(Beginning of Supplied data)

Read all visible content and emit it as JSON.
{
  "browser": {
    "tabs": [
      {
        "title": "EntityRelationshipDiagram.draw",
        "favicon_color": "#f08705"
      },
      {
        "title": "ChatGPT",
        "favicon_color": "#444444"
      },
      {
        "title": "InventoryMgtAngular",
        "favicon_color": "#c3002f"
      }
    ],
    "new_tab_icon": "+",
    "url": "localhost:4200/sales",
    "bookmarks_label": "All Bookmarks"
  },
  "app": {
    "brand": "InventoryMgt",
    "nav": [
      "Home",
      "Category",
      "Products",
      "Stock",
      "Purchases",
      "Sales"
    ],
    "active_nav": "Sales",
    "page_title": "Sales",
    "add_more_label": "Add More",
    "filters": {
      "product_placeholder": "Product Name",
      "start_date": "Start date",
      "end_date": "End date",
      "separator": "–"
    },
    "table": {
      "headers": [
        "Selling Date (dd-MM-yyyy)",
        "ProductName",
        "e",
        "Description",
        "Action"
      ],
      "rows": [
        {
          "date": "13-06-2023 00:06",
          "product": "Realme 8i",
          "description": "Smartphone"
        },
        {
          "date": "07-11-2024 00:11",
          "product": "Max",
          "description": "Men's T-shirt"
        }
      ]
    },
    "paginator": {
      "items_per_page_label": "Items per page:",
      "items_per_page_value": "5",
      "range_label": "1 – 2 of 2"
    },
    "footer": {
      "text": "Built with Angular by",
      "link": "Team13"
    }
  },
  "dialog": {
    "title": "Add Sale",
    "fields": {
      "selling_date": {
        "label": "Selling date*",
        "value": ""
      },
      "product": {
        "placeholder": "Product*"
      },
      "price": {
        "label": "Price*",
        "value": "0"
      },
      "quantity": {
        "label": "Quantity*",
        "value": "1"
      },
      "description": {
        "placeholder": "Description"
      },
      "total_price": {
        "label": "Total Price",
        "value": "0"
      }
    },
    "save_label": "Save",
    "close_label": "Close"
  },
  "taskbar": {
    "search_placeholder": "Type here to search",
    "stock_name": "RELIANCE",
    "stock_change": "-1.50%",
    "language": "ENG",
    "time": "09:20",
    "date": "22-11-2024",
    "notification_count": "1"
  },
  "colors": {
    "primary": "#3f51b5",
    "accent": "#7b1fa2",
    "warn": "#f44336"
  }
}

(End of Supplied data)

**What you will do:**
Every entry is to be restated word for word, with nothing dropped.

**Answer to the problem:**
Read all visible content and emit it as JSON.
{
  "browser": {
    "tabs": [
      {
        "title": "EntityRelationshipDiagram.draw",
        "favicon_color": "#f08705"
      },
      {
        "title": "ChatGPT",
        "favicon_color": "#444444"
      },
      {
        "title": "InventoryMgtAngular",
        "favicon_color": "#c3002f"
      }
    ],
    "new_tab_icon": "+",
    "url": "localhost:4200/sales",
    "bookmarks_label": "All Bookmarks"
  },
  "app": {
    "brand": "InventoryMgt",
    "nav": [
      "Home",
      "Category",
      "Products",
      "Stock",
      "Purchases",
      "Sales"
    ],
    "active_nav": "Sales",
    "page_title": "Sales",
    "add_more_label": "Add More",
    "filters": {
      "product_placeholder": "Product Name",
      "start_date": "Start date",
      "end_date": "End date",
      "separator": "–"
    },
    "table": {
      "headers": [
        "Selling Date (dd-MM-yyyy)",
        "ProductName",
        "e",
        "Description",
        "Action"
      ],
      "rows": [
        {
          "date": "13-06-2023 00:06",
          "product": "Realme 8i",
          "description": "Smartphone"
        },
        {
          "date": "07-11-2024 00:11",
          "product": "Max",
          "description": "Men's T-shirt"
        }
      ]
    },
    "paginator": {
      "items_per_page_label": "Items per page:",
      "items_per_page_value": "5",
      "range_label": "1 – 2 of 2"
    },
    "footer": {
      "text": "Built with Angular by",
      "link": "Team13"
    }
  },
  "dialog": {
    "title": "Add Sale",
    "fields": {
      "selling_date": {
        "label": "Selling date*",
        "value": ""
      },
      "product": {
        "placeholder": "Product*"
      },
      "price": {
        "label": "Price*",
        "value": "0"
      },
      "quantity": {
        "label": "Quantity*",
        "value": "1"
      },
      "description": {
        "placeholder": "Description"
      },
      "total_price": {
        "label": "Total Price",
        "value": "0"
      }
    },
    "save_label": "Save",
    "close_label": "Close"
  },
  "taskbar": {
    "search_placeholder": "Type here to search",
    "stock_name": "RELIANCE",
    "stock_change": "-1.50%",
    "language": "ENG",
    "time": "09:20",
    "date": "22-11-2024",
    "notification_count": "1"
  },
  "colors": {
    "primary": "#3f51b5",
    "accent": "#7b1fa2",
    "warn": "#f44336"
  }
}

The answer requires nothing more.